Task requirements
How many lines of the data include the string "text"? State that number alone.

Component data from apps and pages:
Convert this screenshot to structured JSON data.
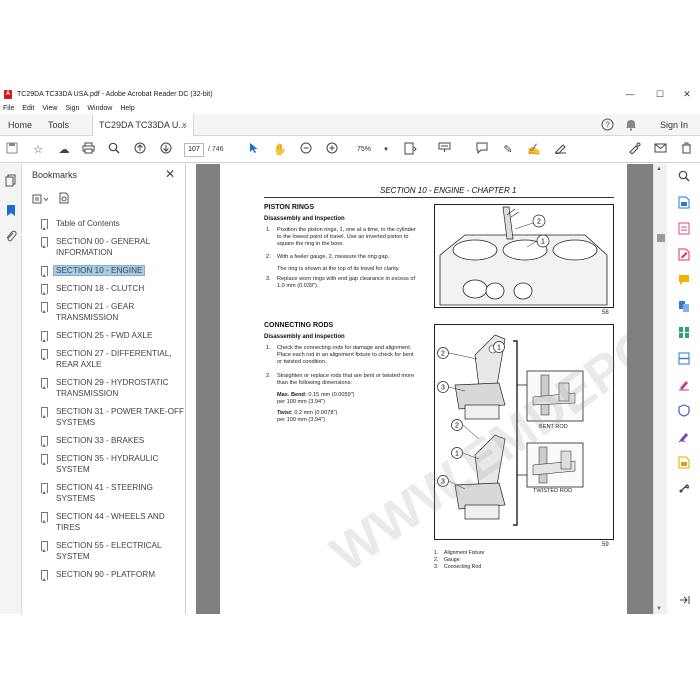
{
  "window": {
    "title": "TC29DA TC33DA USA.pdf - Adobe Acrobat Reader DC (32-bit)",
    "controls": [
      "—",
      "☐",
      "✕"
    ]
  },
  "menu": [
    "File",
    "Edit",
    "View",
    "Sign",
    "Window",
    "Help"
  ],
  "tabs": {
    "home": "Home",
    "tools": "Tools",
    "document": "TC29DA TC33DA U...",
    "document_close": "×",
    "sign_in": "Sign In"
  },
  "toolbar": {
    "current_page": "107",
    "page_count": "/ 746",
    "zoom": "75%"
  },
  "bookmarks": {
    "title": "Bookmarks",
    "items": [
      {
        "label": "Table of Contents",
        "selected": false
      },
      {
        "label": "SECTION 00 - GENERAL INFORMATION",
        "selected": false
      },
      {
        "label": "SECTION 10 - ENGINE",
        "selected": true
      },
      {
        "label": "SECTION 18 - CLUTCH",
        "selected": false
      },
      {
        "label": "SECTION 21 - GEAR TRANSMISSION",
        "selected": false
      },
      {
        "label": "SECTION 25 - FWD AXLE",
        "selected": false
      },
      {
        "label": "SECTION 27 - DIFFERENTIAL, REAR AXLE",
        "selected": false
      },
      {
        "label": "SECTION 29 - HYDROSTATIC TRANSMISSION",
        "selected": false
      },
      {
        "label": "SECTION 31 - POWER TAKE-OFF SYSTEMS",
        "selected": false
      },
      {
        "label": "SECTION 33 - BRAKES",
        "selected": false
      },
      {
        "label": "SECTION 35 - HYDRAULIC SYSTEM",
        "selected": false
      },
      {
        "label": "SECTION 41 - STEERING SYSTEMS",
        "selected": false
      },
      {
        "label": "SECTION 44 - WHEELS AND TIRES",
        "selected": false
      },
      {
        "label": "SECTION 55 - ELECTRICAL SYSTEM",
        "selected": false
      },
      {
        "label": "SECTION 90 - PLATFORM",
        "selected": false
      }
    ]
  },
  "page": {
    "header": "SECTION 10 - ENGINE - CHAPTER 1",
    "piston": {
      "heading": "PISTON RINGS",
      "subheading": "Disassembly and Inspection",
      "steps": [
        {
          "n": "1.",
          "text": "Position the piston rings, 1, one at a time, in the cylinder to the lowest point of travel. Use an inverted piston to square the ring in the bore."
        },
        {
          "n": "2.",
          "text": "With a feeler gauge, 2, measure the ring gap."
        },
        {
          "n": "",
          "text": "The ring is shown at the top of its travel for clarity."
        },
        {
          "n": "3.",
          "text": "Replace worn rings with end gap clearance in excess of 1.0 mm (0.039\")."
        }
      ],
      "figure_number": "58"
    },
    "rods": {
      "heading": "CONNECTING RODS",
      "subheading": "Disassembly and Inspection",
      "steps": [
        {
          "n": "1.",
          "text": "Check the connecting rods for damage and alignment. Place each rod in an alignment fixture to check for bent or twisted condition."
        },
        {
          "n": "2.",
          "text": "Straighten or replace rods that are bent or twisted more than the following dimensions:"
        }
      ],
      "max_bend_label": "Max. Bend:",
      "max_bend_value": "0.15 mm (0.0059\")",
      "max_bend_per": "per 100 mm (3.94\")",
      "twist_label": "Twist:",
      "twist_value": "0.2 mm (0.0078\")",
      "twist_per": "per 100 mm (3.94\")",
      "figure_number": "59",
      "bent_rod_label": "BENT ROD",
      "twisted_rod_label": "TWISTED ROD",
      "callouts": [
        {
          "n": "1.",
          "label": "Alignment Fixture"
        },
        {
          "n": "2.",
          "label": "Gauge"
        },
        {
          "n": "3.",
          "label": "Connecting Rod"
        }
      ]
    },
    "watermark": "WWW.EMDEPOT.COM"
  }
}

Response to the exercise
6